From the contact tank, 8 mgd is pumped into the 1400-mile network of mains; these ‘are connected at the perimeter with those of neighbouring authorities to give help in times of drought. Some consumers receive water as it passes to service reservoirs; the majority receive water from the service reservoirs. For those living on high ground, such as Mow Cop , water passes through as many as seven reservoirs by consecutive pumping.
Mid Cheshire is fortunate in having a great expanse of thick underground sandstone, which supplies 6 mgd of excellent quality water— almost as much as is taken from the River Dee. The Delamere boreholes, 36 inches in diameter, penetrate 800 feet into the sandstone, although the water-level is only 100 feet below ground level; they thus expose a large vertical area of water-bearing rock. The cost of pumping 1000 gallons 100 feet to ground level and then a further 150 feet to the service reservoirs is only threepence halfpenny, compared with about Is. 6d. for river water treatment. The natural quality of the water is so high that only marginal chlorination is needed before pumping into supply.
We end this article by describing the supply of two cities in Germany, both of which use very interesting techniques. Much of Germany overlies a generous supply of cool, clear ground water, supplying as much as 75 per cent of the nation’s needs; most of it comes from shallow wells and boreholes. The ground water is usually not too hard, but it often contains objectionable amounts of carbon dioxide, iron, and manganese, in which case the water is filtered ; chemical treatment is rarely used.
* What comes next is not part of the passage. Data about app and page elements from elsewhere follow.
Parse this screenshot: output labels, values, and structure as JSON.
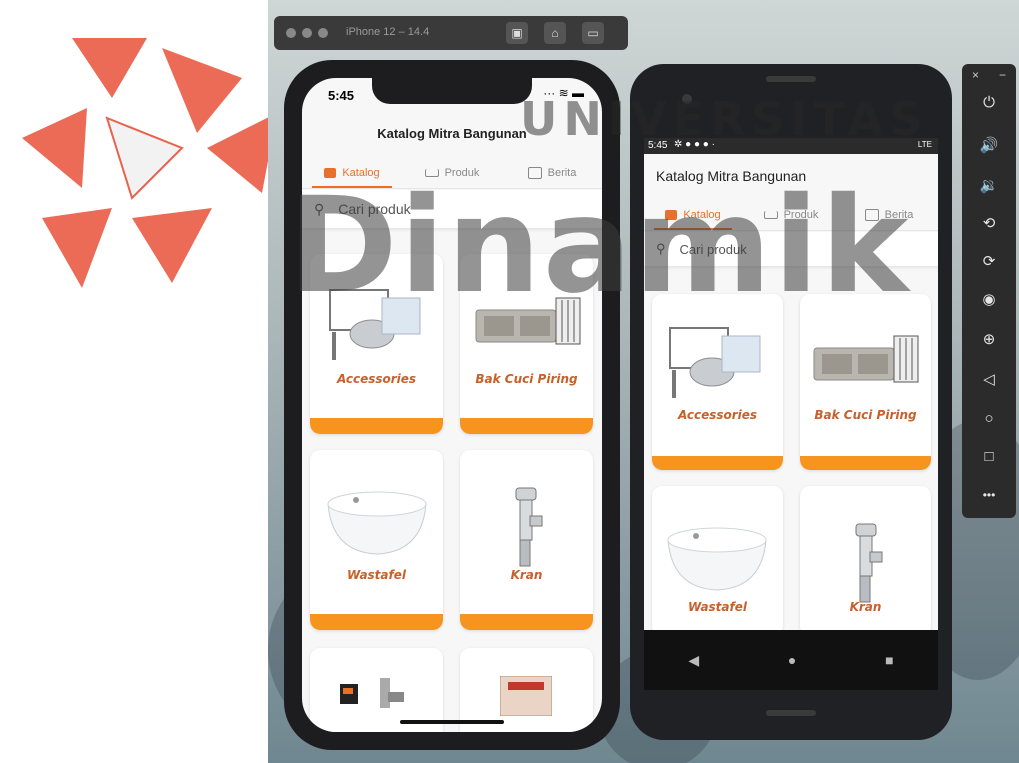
{
  "watermark": {
    "brand_text": "Dinamik",
    "university_text": "UNIVERSITAS",
    "colors": {
      "red": "#e8513a",
      "grey": "#3c3c3c"
    }
  },
  "simulator": {
    "title": "iPhone 12 – 14.4",
    "buttons": [
      {
        "icon": "screenshot-icon",
        "glyph": "▣"
      },
      {
        "icon": "home-icon",
        "glyph": "⌂"
      },
      {
        "icon": "rotate-icon",
        "glyph": "▭"
      }
    ]
  },
  "iphone": {
    "status_time": "5:45",
    "status_icons": "···  ≋ ▬",
    "app_title": "Katalog Mitra Bangunan",
    "tabs": [
      {
        "label": "Katalog",
        "icon": "catalog-icon",
        "active": true
      },
      {
        "label": "Produk",
        "icon": "sink-icon",
        "active": false
      },
      {
        "label": "Berita",
        "icon": "news-icon",
        "active": false
      }
    ],
    "search_placeholder": "Cari produk",
    "cards": [
      {
        "label": "Accessories",
        "image": "accessories-image"
      },
      {
        "label": "Bak Cuci Piring",
        "image": "sink-image"
      },
      {
        "label": "Wastafel",
        "image": "washbasin-image"
      },
      {
        "label": "Kran",
        "image": "faucet-image"
      },
      {
        "label": "",
        "image": "product-image"
      },
      {
        "label": "",
        "image": "product-box-image"
      }
    ]
  },
  "android": {
    "status_time": "5:45",
    "status_right": "LTE",
    "app_title": "Katalog Mitra Bangunan",
    "tabs": [
      {
        "label": "Katalog",
        "icon": "catalog-icon",
        "active": true
      },
      {
        "label": "Produk",
        "icon": "sink-icon",
        "active": false
      },
      {
        "label": "Berita",
        "icon": "news-icon",
        "active": false
      }
    ],
    "search_placeholder": "Cari produk",
    "cards": [
      {
        "label": "Accessories",
        "image": "accessories-image"
      },
      {
        "label": "Bak Cuci Piring",
        "image": "sink-image"
      },
      {
        "label": "Wastafel",
        "image": "washbasin-image"
      },
      {
        "label": "Kran",
        "image": "faucet-image"
      }
    ],
    "nav": [
      {
        "icon": "back-icon",
        "glyph": "◀"
      },
      {
        "icon": "home-icon",
        "glyph": "●"
      },
      {
        "icon": "recents-icon",
        "glyph": "■"
      }
    ]
  },
  "emulator_panel": {
    "close": "×",
    "minimize": "−",
    "buttons": [
      {
        "icon": "power-icon",
        "glyph": "⏻"
      },
      {
        "icon": "volume-up-icon",
        "glyph": "🔊"
      },
      {
        "icon": "volume-down-icon",
        "glyph": "🔉"
      },
      {
        "icon": "rotate-left-icon",
        "glyph": "⟲"
      },
      {
        "icon": "rotate-right-icon",
        "glyph": "⟳"
      },
      {
        "icon": "camera-icon",
        "glyph": "◉"
      },
      {
        "icon": "zoom-icon",
        "glyph": "⊕"
      },
      {
        "icon": "back-icon",
        "glyph": "◁"
      },
      {
        "icon": "home-icon",
        "glyph": "○"
      },
      {
        "icon": "overview-icon",
        "glyph": "□"
      },
      {
        "icon": "more-icon",
        "glyph": "•••"
      }
    ]
  },
  "accent_color": "#f7941d"
}
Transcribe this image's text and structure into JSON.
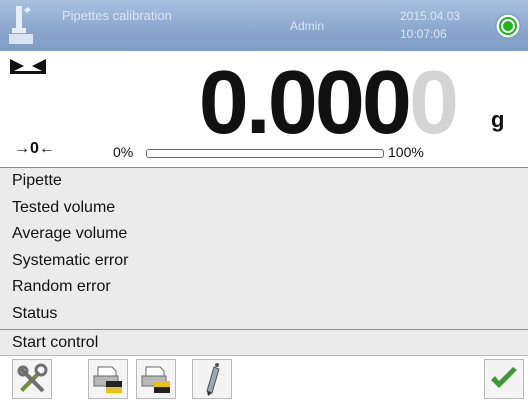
{
  "header": {
    "title": "Pipettes calibration",
    "subtitle": "",
    "user": "Admin",
    "date": "2015.04.03",
    "time": "10:07:06",
    "logo_icon": "balance-logo-icon",
    "status_icon": "green-status-icon"
  },
  "weighing": {
    "reading_main": "0.000",
    "reading_last": "0",
    "unit": "g",
    "zero_indicator": "→0←",
    "stability_icon": "stability-marker-icon",
    "bar_min_label": "0%",
    "bar_max_label": "100%",
    "bar_fill_fraction": 0
  },
  "info": {
    "rows": [
      "Pipette",
      "Tested volume",
      "Average volume",
      "Systematic error",
      "Random error",
      "Status"
    ]
  },
  "start_control": "Start control",
  "toolbar": {
    "buttons": [
      {
        "icon": "tools-settings-icon"
      },
      {
        "icon": "printer-header-icon"
      },
      {
        "icon": "printer-footer-icon"
      },
      {
        "icon": "info-pen-icon"
      },
      {
        "icon": "confirm-check-icon"
      }
    ]
  },
  "colors": {
    "header_top": "#a9c1df",
    "header_bottom": "#7f9dc6",
    "panel_gray": "#ebebeb",
    "reading_dim": "#d4d4d4",
    "status_green": "#1fb31f",
    "check_green": "#3e9a32"
  }
}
Carbon dioxide is removed with lime, the iron by aeration followed by sand filtration, and the manganese by filtration through zeolites on which the manganese is deposited.
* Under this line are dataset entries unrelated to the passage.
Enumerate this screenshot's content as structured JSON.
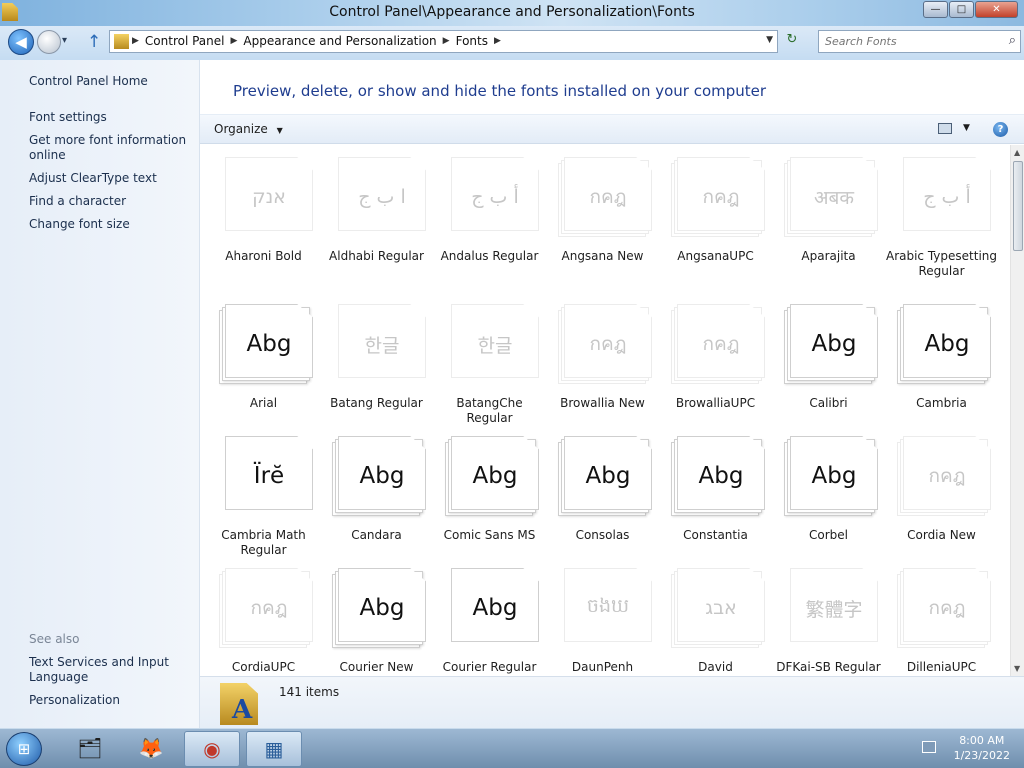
{
  "window": {
    "title": "Control Panel\\Appearance and Personalization\\Fonts",
    "min": "—",
    "max": "□",
    "close": "✕"
  },
  "nav": {
    "back": "◀",
    "forward": "▶",
    "recent": "▾",
    "up": "↑",
    "breadcrumbs": [
      "Control Panel",
      "Appearance and Personalization",
      "Fonts"
    ],
    "crumb_sep": "▶",
    "address_drop": "▼",
    "refresh": "↻",
    "search_placeholder": "Search Fonts"
  },
  "sidebar": {
    "home": "Control Panel Home",
    "links": [
      "Font settings",
      "Get more font information online",
      "Adjust ClearType text",
      "Find a character",
      "Change font size"
    ],
    "see_also_title": "See also",
    "see_also": [
      "Text Services and Input Language",
      "Personalization"
    ]
  },
  "main": {
    "headline": "Preview, delete, or show and hide the fonts installed on your computer",
    "organize": "Organize",
    "organize_drop": "▼",
    "view_drop": "▼",
    "help": "?"
  },
  "fonts": [
    {
      "name": "Aharoni Bold",
      "sample": "אנק",
      "stack": "single",
      "hidden": true
    },
    {
      "name": "Aldhabi Regular",
      "sample": "ا ب ج",
      "stack": "single",
      "hidden": true
    },
    {
      "name": "Andalus Regular",
      "sample": "أ ب ج",
      "stack": "single",
      "hidden": true
    },
    {
      "name": "Angsana New",
      "sample": "กคฎ",
      "stack": "multi",
      "hidden": true
    },
    {
      "name": "AngsanaUPC",
      "sample": "กคฎ",
      "stack": "multi",
      "hidden": true
    },
    {
      "name": "Aparajita",
      "sample": "अबक",
      "stack": "multi",
      "hidden": true
    },
    {
      "name": "Arabic Typesetting Regular",
      "sample": "أ ب ج",
      "stack": "single",
      "hidden": true
    },
    {
      "name": "Arial",
      "sample": "Abg",
      "stack": "multi",
      "hidden": false
    },
    {
      "name": "Batang Regular",
      "sample": "한글",
      "stack": "single",
      "hidden": true
    },
    {
      "name": "BatangChe Regular",
      "sample": "한글",
      "stack": "single",
      "hidden": true
    },
    {
      "name": "Browallia New",
      "sample": "กคฎ",
      "stack": "multi",
      "hidden": true
    },
    {
      "name": "BrowalliaUPC",
      "sample": "กคฎ",
      "stack": "multi",
      "hidden": true
    },
    {
      "name": "Calibri",
      "sample": "Abg",
      "stack": "multi",
      "hidden": false
    },
    {
      "name": "Cambria",
      "sample": "Abg",
      "stack": "multi",
      "hidden": false
    },
    {
      "name": "Cambria Math Regular",
      "sample": "Ïrĕ",
      "stack": "single",
      "hidden": false
    },
    {
      "name": "Candara",
      "sample": "Abg",
      "stack": "multi",
      "hidden": false
    },
    {
      "name": "Comic Sans MS",
      "sample": "Abg",
      "stack": "multi",
      "hidden": false
    },
    {
      "name": "Consolas",
      "sample": "Abg",
      "stack": "multi",
      "hidden": false
    },
    {
      "name": "Constantia",
      "sample": "Abg",
      "stack": "multi",
      "hidden": false
    },
    {
      "name": "Corbel",
      "sample": "Abg",
      "stack": "multi",
      "hidden": false
    },
    {
      "name": "Cordia New",
      "sample": "กคฎ",
      "stack": "multi",
      "hidden": true
    },
    {
      "name": "CordiaUPC",
      "sample": "กคฎ",
      "stack": "multi",
      "hidden": true
    },
    {
      "name": "Courier New",
      "sample": "Abg",
      "stack": "multi",
      "hidden": false
    },
    {
      "name": "Courier Regular",
      "sample": "Abg",
      "stack": "single",
      "hidden": false
    },
    {
      "name": "DaunPenh",
      "sample": "ចងឃ",
      "stack": "single",
      "hidden": true
    },
    {
      "name": "David",
      "sample": "אבג",
      "stack": "multi",
      "hidden": true
    },
    {
      "name": "DFKai-SB Regular",
      "sample": "繁體字",
      "stack": "single",
      "hidden": true
    },
    {
      "name": "DilleniaUPC",
      "sample": "กคฎ",
      "stack": "multi",
      "hidden": true
    }
  ],
  "status": {
    "count": "141 items"
  },
  "taskbar": {
    "start": "⊞",
    "apps": [
      {
        "name": "Windows Explorer",
        "glyph": "🗂"
      },
      {
        "name": "Firefox",
        "glyph": "🦊"
      },
      {
        "name": "Chrome",
        "glyph": "◉"
      },
      {
        "name": "Control Panel",
        "glyph": "▦"
      }
    ],
    "time": "8:00 AM",
    "date": "1/23/2022"
  }
}
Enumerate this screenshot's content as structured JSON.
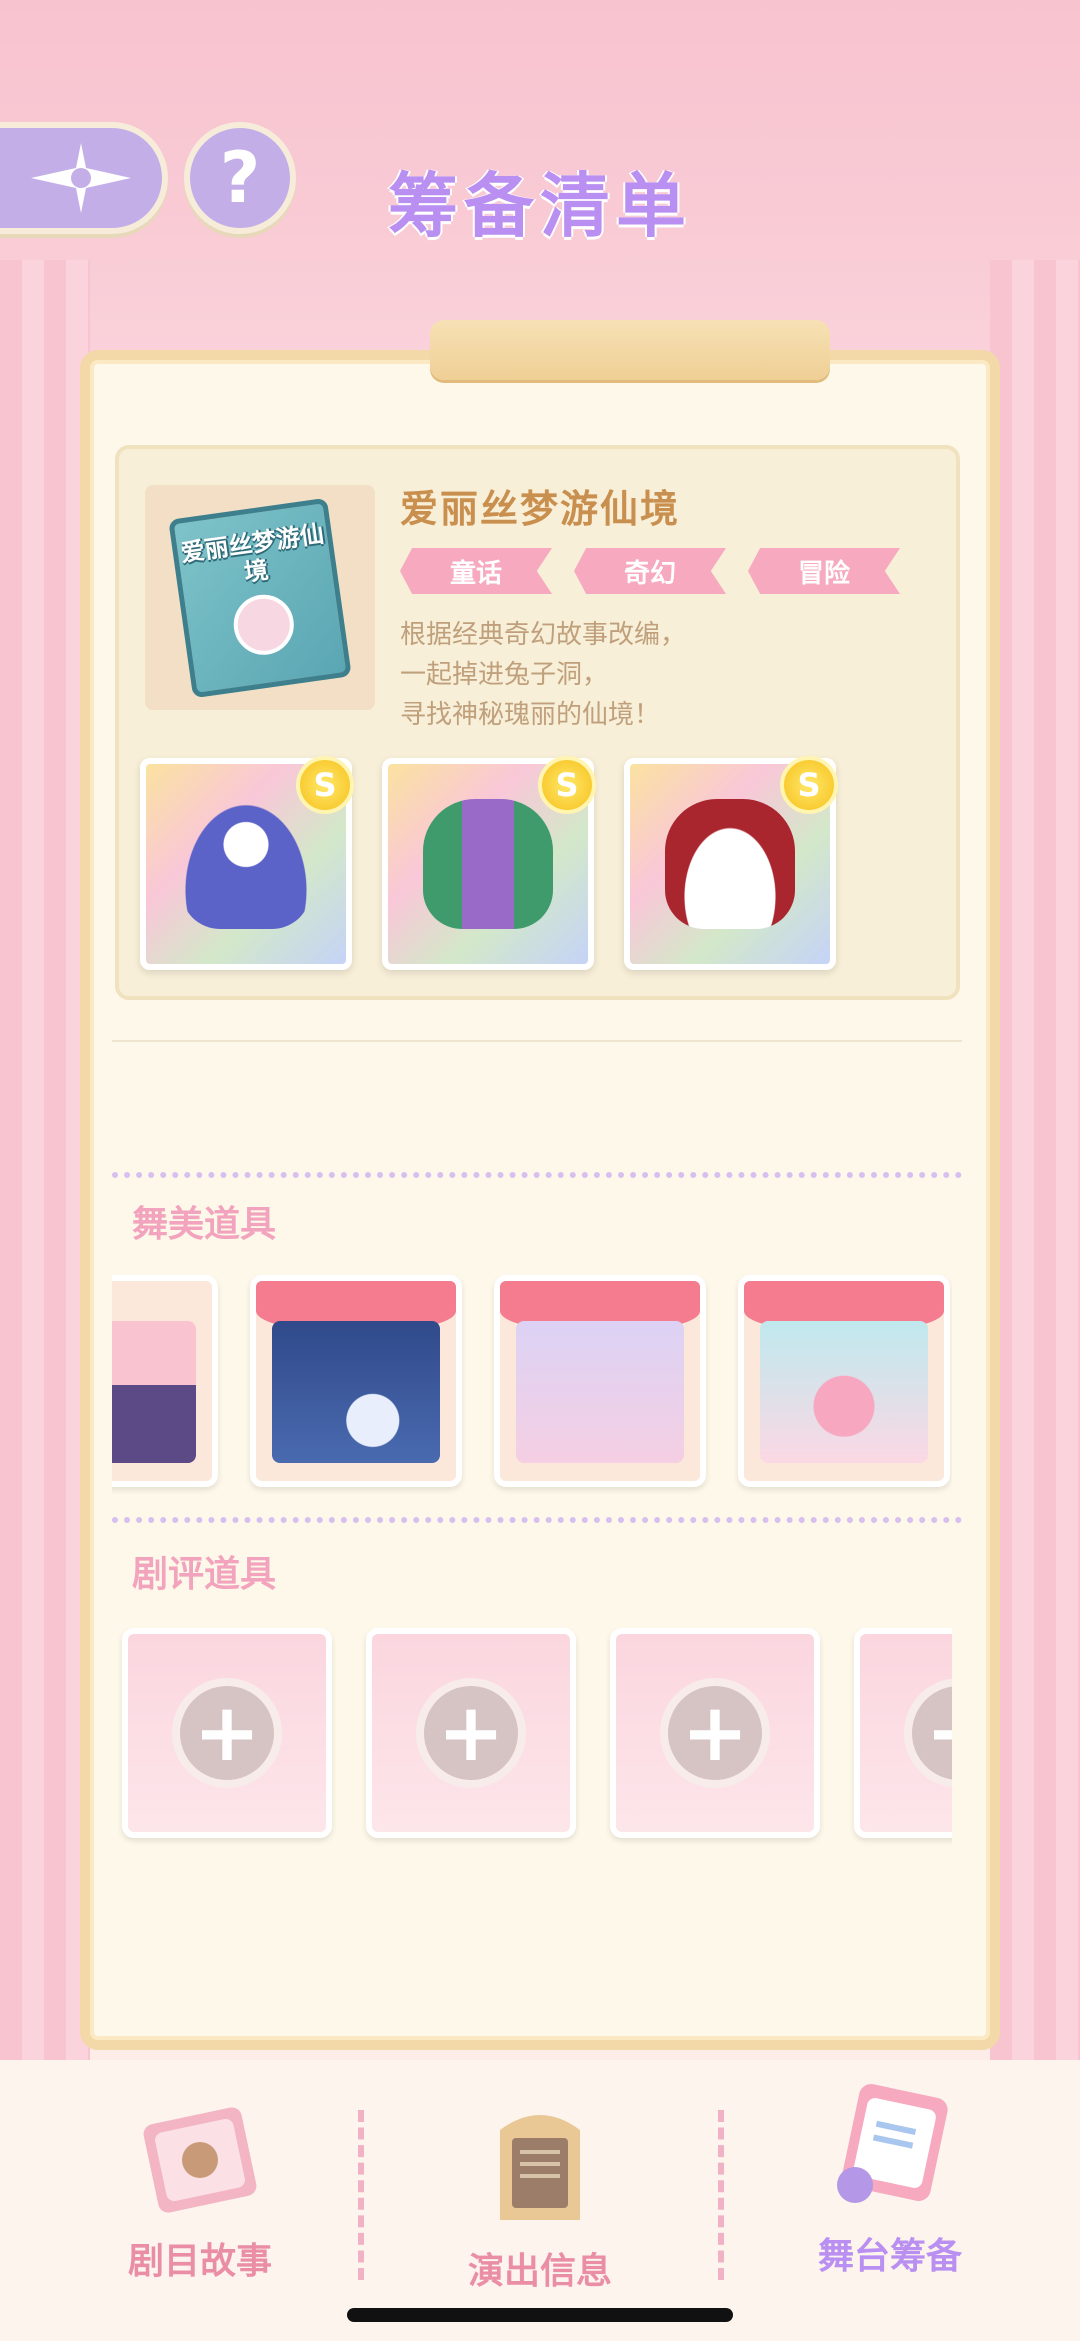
{
  "header": {
    "title": "筹备清单",
    "help_symbol": "?"
  },
  "story": {
    "cover_text": "爱丽丝梦游仙境",
    "title": "爱丽丝梦游仙境",
    "tags": [
      "童话",
      "奇幻",
      "冒险"
    ],
    "description_lines": [
      "根据经典奇幻故事改编，",
      "一起掉进兔子洞，",
      "寻找神秘瑰丽的仙境！"
    ],
    "outfits": [
      {
        "rank": "S",
        "icon": "blue-dress-icon"
      },
      {
        "rank": "S",
        "icon": "green-suit-icon"
      },
      {
        "rank": "S",
        "icon": "bunny-hat-icon"
      }
    ]
  },
  "sections": {
    "stage_props_label": "舞美道具",
    "stage_props": [
      {
        "icon": "night-town-scene-icon"
      },
      {
        "icon": "moon-night-stage-icon"
      },
      {
        "icon": "card-castle-stage-icon"
      },
      {
        "icon": "heart-cake-stage-icon"
      }
    ],
    "review_props_label": "剧评道具",
    "review_slots": [
      {
        "symbol": "+"
      },
      {
        "symbol": "+"
      },
      {
        "symbol": "+"
      },
      {
        "symbol": "+"
      }
    ]
  },
  "bottom_nav": {
    "items": [
      {
        "label": "剧目故事",
        "icon": "story-book-icon",
        "active": false
      },
      {
        "label": "演出信息",
        "icon": "info-board-icon",
        "active": false
      },
      {
        "label": "舞台筹备",
        "icon": "clipboard-icon",
        "active": true
      }
    ]
  },
  "colors": {
    "accent_purple": "#b98ff1",
    "tag_pink": "#f6a9bf",
    "title_gold": "#c98f4f"
  }
}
The water supply of Essen is typical of several towns in the Ruhr and Rhine valleys, where very polluted river water is filtered through the alluvial sides of the river. Raw river water is diverted over a weir into a large sedimentation basin, and after some 12 hours’ retention, passes on to about 52 acres of filter beds. These are excavated out of the banks of the river by removing the natural silt until the gravel is exposed, which is then covered with sand. After a time, the top layer of sand becomes clogged and is then skimmed and replaced. Water percolates through the beds until it reaches perforated collector pipes 30 feet down and gravitates to wells on the other side of the river. No artificial filtration is necessary, and after adding chlorine, water passes into supply. This process, which makes full use of nature, amounts in fact to a conversion of polluted river water into clean ground water. An average consumption of 33 mgd is met by this system at the high cost of 4s. 6d. per 1000 gallons.
Munich is a large city with a population of over one million, which obtains all its water from underground. There are 7000 private wells in and around the city, mainly for industrial use. Tap water comes from more distant wells and from a very interesting system of infiltration galleries built in 1883. These are horizontal tunnels, or adits, about three to five feet in diameter, built in pervious rock and slotted to allow ground water to seep into them. They are situated 300 feet above the city, in the Mangfall valley of the Bavarian Alps, about 25 miles from Munich. Water flows from many of these galleries by gravity along aqueducts to two large, covered reservoirs near the city ; the rest is pumped from wells in the valley into the aqueducts. One reservoir supplies the higher zones of the city, the other the low zones, and their relative height is such that water flows by gravity to each zone at the right pressure. The high-quality water obtained needs only chlorination. The cost per 1000 gallons is £12—which is again a rather high figure if we consider that the generous natural supply does not need extensive treatm pent and also requires very little pumping.